227922 Sexual risk behavior and drug use among migrant workers

Monday, November 8, 2010 : 8:45 AM - 9:00 AM

Roderick Renfrew, MBA, MPH , Robert Stempel College of Public Health and Social Work, Florida International University, Miami, FL
H. Virginia McCoy, PhD , Robert Stempel College of Public Health & Social Work, Florida International University, Miami, FL
Muni Balakrishnan Rubens, MBBS , Robert Stempel College of Public Health & Social Work, Florida International University, Miami, FL
Nancy Shehadeh, MPH, CHES , Department of Health Promotion & Disease Prevention, Florida International University, Miami, FL
Kelly Winter, BA, MPH candidate , Robert Stempel College of Public Health and Social Work, Florida International University, Miami, FL
Background: Drug use, high risk sexual behavior, and migration play a vital role in the transmission of HIV. Yet, associations between these factors are not well documented.

Method: Using baseline data from an ongoing HIV/AIDS intervention among Migrant Workers (MWs) from Immokalee, Florida, the association between sexual risk behavior and drug use was analyzed. Based on positive urine tests for marijuana and crack/cocaine, drug use (N=326) was compared. Sexual risk behavior was assessed using the Vaginal Episode Equivalent (VEE), which weights various sexual acts based on a differential risk as the outcome variable. A simple linear regression analysis was conducted with both several demographic variables and drug use as independent variables.
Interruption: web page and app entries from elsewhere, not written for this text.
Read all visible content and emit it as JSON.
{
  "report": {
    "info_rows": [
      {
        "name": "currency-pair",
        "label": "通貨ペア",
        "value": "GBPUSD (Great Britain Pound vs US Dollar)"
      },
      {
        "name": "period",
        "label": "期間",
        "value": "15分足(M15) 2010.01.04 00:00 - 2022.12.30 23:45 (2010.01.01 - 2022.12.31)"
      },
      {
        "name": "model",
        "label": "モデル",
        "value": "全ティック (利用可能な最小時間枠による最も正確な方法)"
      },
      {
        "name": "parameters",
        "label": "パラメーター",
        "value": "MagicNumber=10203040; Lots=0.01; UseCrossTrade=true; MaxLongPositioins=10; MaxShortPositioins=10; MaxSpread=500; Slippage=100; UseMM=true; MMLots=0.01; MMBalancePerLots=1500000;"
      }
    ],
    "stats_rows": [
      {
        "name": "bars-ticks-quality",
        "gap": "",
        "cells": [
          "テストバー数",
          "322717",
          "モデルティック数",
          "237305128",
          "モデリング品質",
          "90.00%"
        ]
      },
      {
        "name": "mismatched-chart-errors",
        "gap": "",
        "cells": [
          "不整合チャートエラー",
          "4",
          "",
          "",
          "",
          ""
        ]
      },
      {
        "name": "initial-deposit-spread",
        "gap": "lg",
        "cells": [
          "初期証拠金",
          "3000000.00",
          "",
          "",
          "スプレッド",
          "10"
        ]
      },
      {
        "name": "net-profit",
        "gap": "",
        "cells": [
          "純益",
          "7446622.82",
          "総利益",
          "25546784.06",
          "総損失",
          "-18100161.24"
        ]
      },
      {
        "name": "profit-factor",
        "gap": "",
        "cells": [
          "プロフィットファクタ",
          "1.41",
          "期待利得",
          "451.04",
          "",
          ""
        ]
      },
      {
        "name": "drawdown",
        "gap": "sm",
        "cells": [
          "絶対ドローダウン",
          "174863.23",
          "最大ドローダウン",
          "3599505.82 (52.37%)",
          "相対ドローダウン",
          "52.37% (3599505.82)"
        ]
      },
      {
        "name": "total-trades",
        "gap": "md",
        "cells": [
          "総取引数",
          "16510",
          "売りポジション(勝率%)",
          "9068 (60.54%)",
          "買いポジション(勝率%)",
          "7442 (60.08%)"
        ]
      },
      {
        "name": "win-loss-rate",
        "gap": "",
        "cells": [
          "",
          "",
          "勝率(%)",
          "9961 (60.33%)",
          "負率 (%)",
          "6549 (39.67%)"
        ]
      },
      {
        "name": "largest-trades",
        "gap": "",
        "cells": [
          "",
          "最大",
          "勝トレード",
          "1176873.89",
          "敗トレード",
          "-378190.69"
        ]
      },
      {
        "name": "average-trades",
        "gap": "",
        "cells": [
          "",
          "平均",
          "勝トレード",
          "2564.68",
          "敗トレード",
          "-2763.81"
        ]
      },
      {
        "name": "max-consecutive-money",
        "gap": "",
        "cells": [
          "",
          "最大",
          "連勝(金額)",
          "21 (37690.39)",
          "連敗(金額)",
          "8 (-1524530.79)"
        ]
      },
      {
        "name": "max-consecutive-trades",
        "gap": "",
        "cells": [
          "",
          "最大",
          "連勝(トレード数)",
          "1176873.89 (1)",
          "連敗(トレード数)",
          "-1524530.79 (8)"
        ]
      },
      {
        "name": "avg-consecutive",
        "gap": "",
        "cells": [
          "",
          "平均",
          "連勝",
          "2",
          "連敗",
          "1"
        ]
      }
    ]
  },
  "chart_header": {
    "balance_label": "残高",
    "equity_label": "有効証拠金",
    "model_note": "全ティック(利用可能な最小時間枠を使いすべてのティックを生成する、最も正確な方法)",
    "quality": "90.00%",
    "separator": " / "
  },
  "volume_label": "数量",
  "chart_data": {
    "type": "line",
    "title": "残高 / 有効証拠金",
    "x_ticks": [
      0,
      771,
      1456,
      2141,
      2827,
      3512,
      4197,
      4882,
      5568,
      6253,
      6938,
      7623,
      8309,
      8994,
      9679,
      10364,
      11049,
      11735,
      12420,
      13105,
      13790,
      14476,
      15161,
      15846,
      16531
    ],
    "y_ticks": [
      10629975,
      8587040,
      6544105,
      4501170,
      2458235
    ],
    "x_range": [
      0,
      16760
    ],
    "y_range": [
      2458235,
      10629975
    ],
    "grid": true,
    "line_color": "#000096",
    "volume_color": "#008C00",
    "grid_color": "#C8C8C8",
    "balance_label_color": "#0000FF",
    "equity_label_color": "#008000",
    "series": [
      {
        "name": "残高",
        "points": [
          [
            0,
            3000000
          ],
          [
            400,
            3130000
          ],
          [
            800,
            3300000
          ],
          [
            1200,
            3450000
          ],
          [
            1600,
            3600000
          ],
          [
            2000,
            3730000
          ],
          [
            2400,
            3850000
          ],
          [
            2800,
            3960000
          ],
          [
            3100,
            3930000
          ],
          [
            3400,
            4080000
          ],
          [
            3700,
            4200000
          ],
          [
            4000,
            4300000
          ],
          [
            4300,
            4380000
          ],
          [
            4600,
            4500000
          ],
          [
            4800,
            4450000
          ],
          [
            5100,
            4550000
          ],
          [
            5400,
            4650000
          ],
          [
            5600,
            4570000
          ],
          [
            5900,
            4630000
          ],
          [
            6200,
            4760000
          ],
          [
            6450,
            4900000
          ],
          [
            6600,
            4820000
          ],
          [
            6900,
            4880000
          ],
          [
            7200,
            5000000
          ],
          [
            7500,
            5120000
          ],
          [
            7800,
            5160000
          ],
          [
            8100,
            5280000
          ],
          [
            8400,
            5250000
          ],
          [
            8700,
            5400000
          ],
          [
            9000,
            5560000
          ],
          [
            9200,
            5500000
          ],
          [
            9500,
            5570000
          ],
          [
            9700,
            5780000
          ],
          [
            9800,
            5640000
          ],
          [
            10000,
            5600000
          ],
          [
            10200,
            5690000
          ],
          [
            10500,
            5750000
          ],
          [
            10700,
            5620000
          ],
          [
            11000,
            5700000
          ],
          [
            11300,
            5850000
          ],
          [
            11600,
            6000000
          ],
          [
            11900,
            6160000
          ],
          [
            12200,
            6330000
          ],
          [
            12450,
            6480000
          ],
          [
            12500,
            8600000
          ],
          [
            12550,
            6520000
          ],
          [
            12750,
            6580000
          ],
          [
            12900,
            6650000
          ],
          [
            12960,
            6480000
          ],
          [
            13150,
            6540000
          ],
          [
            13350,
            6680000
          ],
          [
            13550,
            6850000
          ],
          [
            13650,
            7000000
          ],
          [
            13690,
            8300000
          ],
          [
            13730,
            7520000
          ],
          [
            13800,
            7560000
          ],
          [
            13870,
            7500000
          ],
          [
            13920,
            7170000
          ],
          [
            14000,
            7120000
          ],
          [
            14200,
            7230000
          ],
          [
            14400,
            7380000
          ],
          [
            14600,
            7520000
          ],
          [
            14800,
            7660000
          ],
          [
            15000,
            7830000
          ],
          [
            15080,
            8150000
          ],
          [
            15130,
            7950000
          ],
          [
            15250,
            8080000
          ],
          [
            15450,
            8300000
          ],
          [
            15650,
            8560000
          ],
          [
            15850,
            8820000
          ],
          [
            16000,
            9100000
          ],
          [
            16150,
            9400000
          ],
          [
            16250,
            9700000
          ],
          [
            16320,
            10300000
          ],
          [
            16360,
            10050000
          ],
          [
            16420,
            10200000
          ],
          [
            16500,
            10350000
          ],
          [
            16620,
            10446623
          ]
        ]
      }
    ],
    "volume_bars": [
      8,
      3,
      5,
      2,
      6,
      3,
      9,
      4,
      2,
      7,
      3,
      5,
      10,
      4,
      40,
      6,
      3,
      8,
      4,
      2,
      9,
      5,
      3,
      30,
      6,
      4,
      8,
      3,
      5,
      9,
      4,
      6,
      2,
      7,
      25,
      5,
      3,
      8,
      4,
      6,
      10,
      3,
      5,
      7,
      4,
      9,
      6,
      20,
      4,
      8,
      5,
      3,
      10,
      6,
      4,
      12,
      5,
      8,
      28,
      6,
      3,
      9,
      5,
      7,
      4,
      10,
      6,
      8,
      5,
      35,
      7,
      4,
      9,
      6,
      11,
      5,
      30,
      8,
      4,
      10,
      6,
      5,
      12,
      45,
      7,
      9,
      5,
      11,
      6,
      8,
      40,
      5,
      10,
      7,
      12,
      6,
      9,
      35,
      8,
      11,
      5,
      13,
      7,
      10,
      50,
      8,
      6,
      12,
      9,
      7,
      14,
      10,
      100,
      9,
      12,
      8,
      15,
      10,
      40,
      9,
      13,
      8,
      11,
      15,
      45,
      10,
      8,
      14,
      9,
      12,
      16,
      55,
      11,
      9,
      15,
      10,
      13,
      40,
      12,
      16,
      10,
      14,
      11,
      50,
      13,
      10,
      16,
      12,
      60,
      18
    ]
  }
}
Results: More than half the participants (n=184, 56.4%) were positive for drugs. Most drug users were born in the U.S. (n=129, 70.1%), spoke English (n=105, 57.1%), and were single or lived as single (n=158, 85.9%). Drug users were significantly younger (M=39.1712.39) and had resided longer in Immokalee (M=21.0415.88). Regression analysis showed that drug use (Beta=1.998, p=0.033), marital status (Beta=3.078, p=0.010) and gender (Beta=2.417, p=0.042) significantly predicted VEE score.

Conclusion: Drug use among MWs is associated with high-risk sexual behavior. Programs designed to prevent HIV should address drug use as well as sexual behavior.

Learning Areas:
Chronic disease management and prevention
Occupational health and safety
Planning of health education strategies, interventions, and programs
Program planning
Public health or related education
Social and behavioral sciences

Learning Objectives:
1. To analyze characteristics and particular challenges migrant workers are facing with respect to HIV/AIDS. 2. To assess the association between sexual risk behaviors and drug use among migrant workers.

Keywords: HIV/AIDS, Migrant Workers

Presenting author's disclosure statement:
Organization/institution whose products or services will be discussed: N/A

Qualified on the content I am responsible for because: After 20 years of health care corporate and public finance experience in both institutional banking and venture capital, I am now a doctoral student at FIU in Health Promotion and Disease Prevention working under H. Virginia McCoy, PhD. on her NIH grant number NIAAA R01-AA015810.
Any relevant financial relationships? No

I agree to comply with the American Public Health Association Conflict of Interest and Commercial Support Guidelines, and to disclose to the participants any off-label or experimental uses of a commercial product or service discussed in my presentation.